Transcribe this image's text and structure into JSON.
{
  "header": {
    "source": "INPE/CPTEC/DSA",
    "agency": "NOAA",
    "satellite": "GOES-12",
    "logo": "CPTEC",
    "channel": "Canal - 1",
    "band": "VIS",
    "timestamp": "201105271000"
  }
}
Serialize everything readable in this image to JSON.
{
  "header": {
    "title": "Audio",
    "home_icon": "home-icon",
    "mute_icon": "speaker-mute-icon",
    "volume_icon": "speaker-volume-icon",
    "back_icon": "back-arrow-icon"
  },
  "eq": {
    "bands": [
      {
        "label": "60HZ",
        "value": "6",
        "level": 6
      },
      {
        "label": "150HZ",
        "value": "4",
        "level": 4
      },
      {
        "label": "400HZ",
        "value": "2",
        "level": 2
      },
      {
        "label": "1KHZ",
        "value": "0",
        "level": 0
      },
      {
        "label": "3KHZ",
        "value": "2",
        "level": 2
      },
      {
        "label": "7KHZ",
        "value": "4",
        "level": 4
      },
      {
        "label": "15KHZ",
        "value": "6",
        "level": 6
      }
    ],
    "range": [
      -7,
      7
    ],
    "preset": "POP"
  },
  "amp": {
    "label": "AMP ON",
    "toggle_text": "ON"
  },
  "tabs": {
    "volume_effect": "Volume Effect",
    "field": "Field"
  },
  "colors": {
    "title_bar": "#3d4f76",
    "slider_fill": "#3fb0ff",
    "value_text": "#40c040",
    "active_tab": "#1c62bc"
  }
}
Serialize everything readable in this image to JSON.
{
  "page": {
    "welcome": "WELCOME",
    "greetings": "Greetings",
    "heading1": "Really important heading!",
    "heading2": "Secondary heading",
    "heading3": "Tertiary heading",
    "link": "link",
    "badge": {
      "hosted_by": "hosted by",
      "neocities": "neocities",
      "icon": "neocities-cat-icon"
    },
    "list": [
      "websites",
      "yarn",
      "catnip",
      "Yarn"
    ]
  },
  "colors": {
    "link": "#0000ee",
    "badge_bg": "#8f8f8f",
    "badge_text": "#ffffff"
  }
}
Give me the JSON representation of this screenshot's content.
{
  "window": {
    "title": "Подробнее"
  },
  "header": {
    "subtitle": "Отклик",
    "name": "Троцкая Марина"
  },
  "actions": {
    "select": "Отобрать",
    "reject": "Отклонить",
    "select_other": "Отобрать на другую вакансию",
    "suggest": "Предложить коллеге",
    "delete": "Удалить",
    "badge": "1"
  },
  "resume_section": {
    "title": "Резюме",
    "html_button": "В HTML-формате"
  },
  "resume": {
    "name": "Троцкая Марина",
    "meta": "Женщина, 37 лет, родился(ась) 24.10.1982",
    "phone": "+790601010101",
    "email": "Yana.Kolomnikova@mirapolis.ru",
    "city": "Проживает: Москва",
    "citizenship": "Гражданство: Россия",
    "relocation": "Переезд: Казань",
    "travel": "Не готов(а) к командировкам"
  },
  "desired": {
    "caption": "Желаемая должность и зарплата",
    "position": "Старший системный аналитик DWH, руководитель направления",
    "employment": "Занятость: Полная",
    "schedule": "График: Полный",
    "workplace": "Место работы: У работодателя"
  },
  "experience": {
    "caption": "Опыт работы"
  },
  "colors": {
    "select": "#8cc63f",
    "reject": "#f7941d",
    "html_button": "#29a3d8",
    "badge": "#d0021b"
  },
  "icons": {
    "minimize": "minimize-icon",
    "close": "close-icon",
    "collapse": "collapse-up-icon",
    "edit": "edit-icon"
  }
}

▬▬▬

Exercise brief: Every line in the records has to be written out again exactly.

Finished task:
Transcribe this image's text and structure into JSON.
{
  "header": {
    "source": "INPE/CPTEC/DSA",
    "agency": "NOAA",
    "satellite": "GOES-12",
    "logo": "CPTEC",
    "channel": "Canal - 1",
    "band": "VIS",
    "timestamp": "201105271000"
  }
}
Serialize everything readable in this image to JSON.
{
  "header": {
    "title": "Audio",
    "home_icon": "home-icon",
    "mute_icon": "speaker-mute-icon",
    "volume_icon": "speaker-volume-icon",
    "back_icon": "back-arrow-icon"
  },
  "eq": {
    "bands": [
      {
        "label": "60HZ",
        "value": "6",
        "level": 6
      },
      {
        "label": "150HZ",
        "value": "4",
        "level": 4
      },
      {
        "label": "400HZ",
        "value": "2",
        "level": 2
      },
      {
        "label": "1KHZ",
        "value": "0",
        "level": 0
      },
      {
        "label": "3KHZ",
        "value": "2",
        "level": 2
      },
      {
        "label": "7KHZ",
        "value": "4",
        "level": 4
      },
      {
        "label": "15KHZ",
        "value": "6",
        "level": 6
      }
    ],
    "range": [
      -7,
      7
    ],
    "preset": "POP"
  },
  "amp": {
    "label": "AMP ON",
    "toggle_text": "ON"
  },
  "tabs": {
    "volume_effect": "Volume Effect",
    "field": "Field"
  },
  "colors": {
    "title_bar": "#3d4f76",
    "slider_fill": "#3fb0ff",
    "value_text": "#40c040",
    "active_tab": "#1c62bc"
  }
}
Serialize everything readable in this image to JSON.
{
  "page": {
    "welcome": "WELCOME",
    "greetings": "Greetings",
    "heading1": "Really important heading!",
    "heading2": "Secondary heading",
    "heading3": "Tertiary heading",
    "link": "link",
    "badge": {
      "hosted_by": "hosted by",
      "neocities": "neocities",
      "icon": "neocities-cat-icon"
    },
    "list": [
      "websites",
      "yarn",
      "catnip",
      "Yarn"
    ]
  },
  "colors": {
    "link": "#0000ee",
    "badge_bg": "#8f8f8f",
    "badge_text": "#ffffff"
  }
}
Give me the JSON representation of this screenshot's content.
{
  "window": {
    "title": "Подробнее"
  },
  "header": {
    "subtitle": "Отклик",
    "name": "Троцкая Марина"
  },
  "actions": {
    "select": "Отобрать",
    "reject": "Отклонить",
    "select_other": "Отобрать на другую вакансию",
    "suggest": "Предложить коллеге",
    "delete": "Удалить",
    "badge": "1"
  },
  "resume_section": {
    "title": "Резюме",
    "html_button": "В HTML-формате"
  },
  "resume": {
    "name": "Троцкая Марина",
    "meta": "Женщина, 37 лет, родился(ась) 24.10.1982",
    "phone": "+790601010101",
    "email": "Yana.Kolomnikova@mirapolis.ru",
    "city": "Проживает: Москва",
    "citizenship": "Гражданство: Россия",
    "relocation": "Переезд: Казань",
    "travel": "Не готов(а) к командировкам"
  },
  "desired": {
    "caption": "Желаемая должность и зарплата",
    "position": "Старший системный аналитик DWH, руководитель направления",
    "employment": "Занятость: Полная",
    "schedule": "График: Полный",
    "workplace": "Место работы: У работодателя"
  },
  "experience": {
    "caption": "Опыт работы"
  },
  "colors": {
    "select": "#8cc63f",
    "reject": "#f7941d",
    "html_button": "#29a3d8",
    "badge": "#d0021b"
  },
  "icons": {
    "minimize": "minimize-icon",
    "close": "close-icon",
    "collapse": "collapse-up-icon",
    "edit": "edit-icon"
  }
}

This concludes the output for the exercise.